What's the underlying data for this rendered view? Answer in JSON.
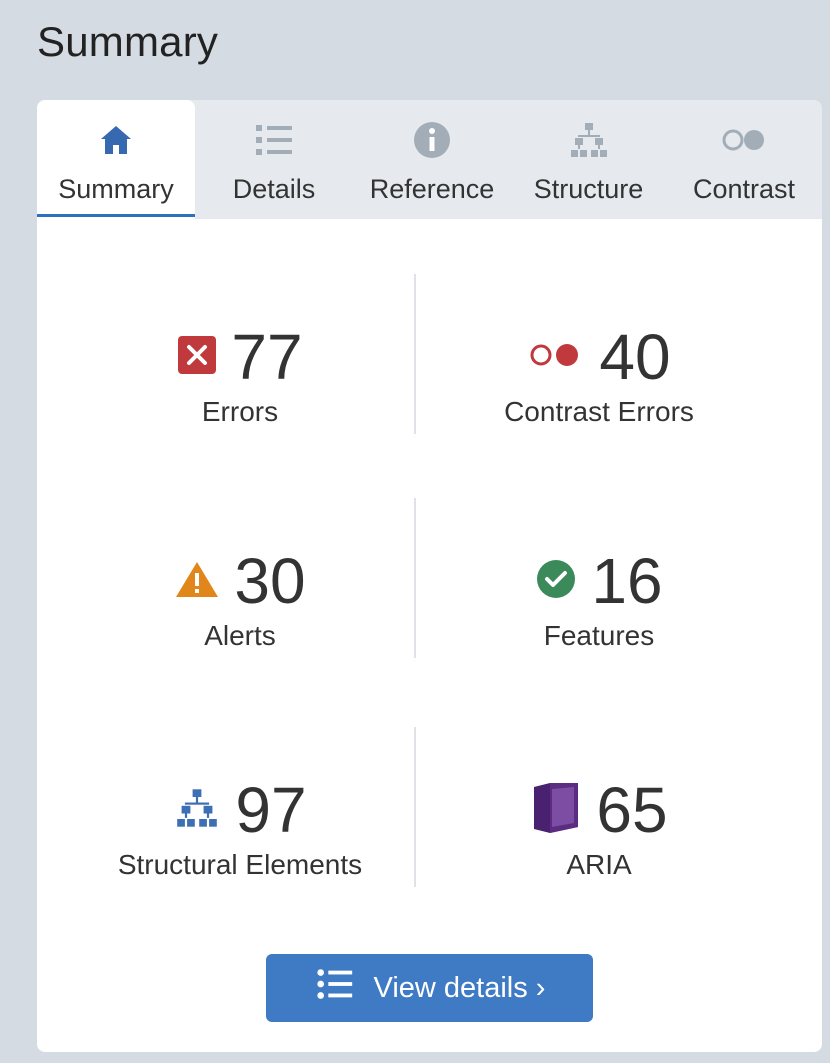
{
  "header": {
    "title": "Summary"
  },
  "tabs": [
    {
      "label": "Summary",
      "icon": "home-icon"
    },
    {
      "label": "Details",
      "icon": "list-icon"
    },
    {
      "label": "Reference",
      "icon": "info-icon"
    },
    {
      "label": "Structure",
      "icon": "hierarchy-icon"
    },
    {
      "label": "Contrast",
      "icon": "contrast-icon"
    }
  ],
  "stats": {
    "errors": {
      "value": "77",
      "label": "Errors",
      "icon": "error-x-icon",
      "color": "#c0393d"
    },
    "contrast_errors": {
      "value": "40",
      "label": "Contrast Errors",
      "icon": "contrast-circles-icon",
      "color": "#c0393d"
    },
    "alerts": {
      "value": "30",
      "label": "Alerts",
      "icon": "warning-icon",
      "color": "#e0861a"
    },
    "features": {
      "value": "16",
      "label": "Features",
      "icon": "checkmark-circle-icon",
      "color": "#3a8a5a"
    },
    "structural": {
      "value": "97",
      "label": "Structural Elements",
      "icon": "structure-icon",
      "color": "#3d6fb5"
    },
    "aria": {
      "value": "65",
      "label": "ARIA",
      "icon": "aria-box-icon",
      "color": "#5b2c82"
    }
  },
  "button": {
    "label": "View details ›",
    "icon": "list-icon"
  },
  "colors": {
    "accent": "#3f7ac4",
    "tab_active_underline": "#2f6fbf"
  }
}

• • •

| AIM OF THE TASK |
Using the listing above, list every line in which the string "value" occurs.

| RESULT OF THIS EXERCISE |
      "value": "77",
      "value": "40",
      "value": "30",
      "value": "16",
      "value": "97",
      "value": "65",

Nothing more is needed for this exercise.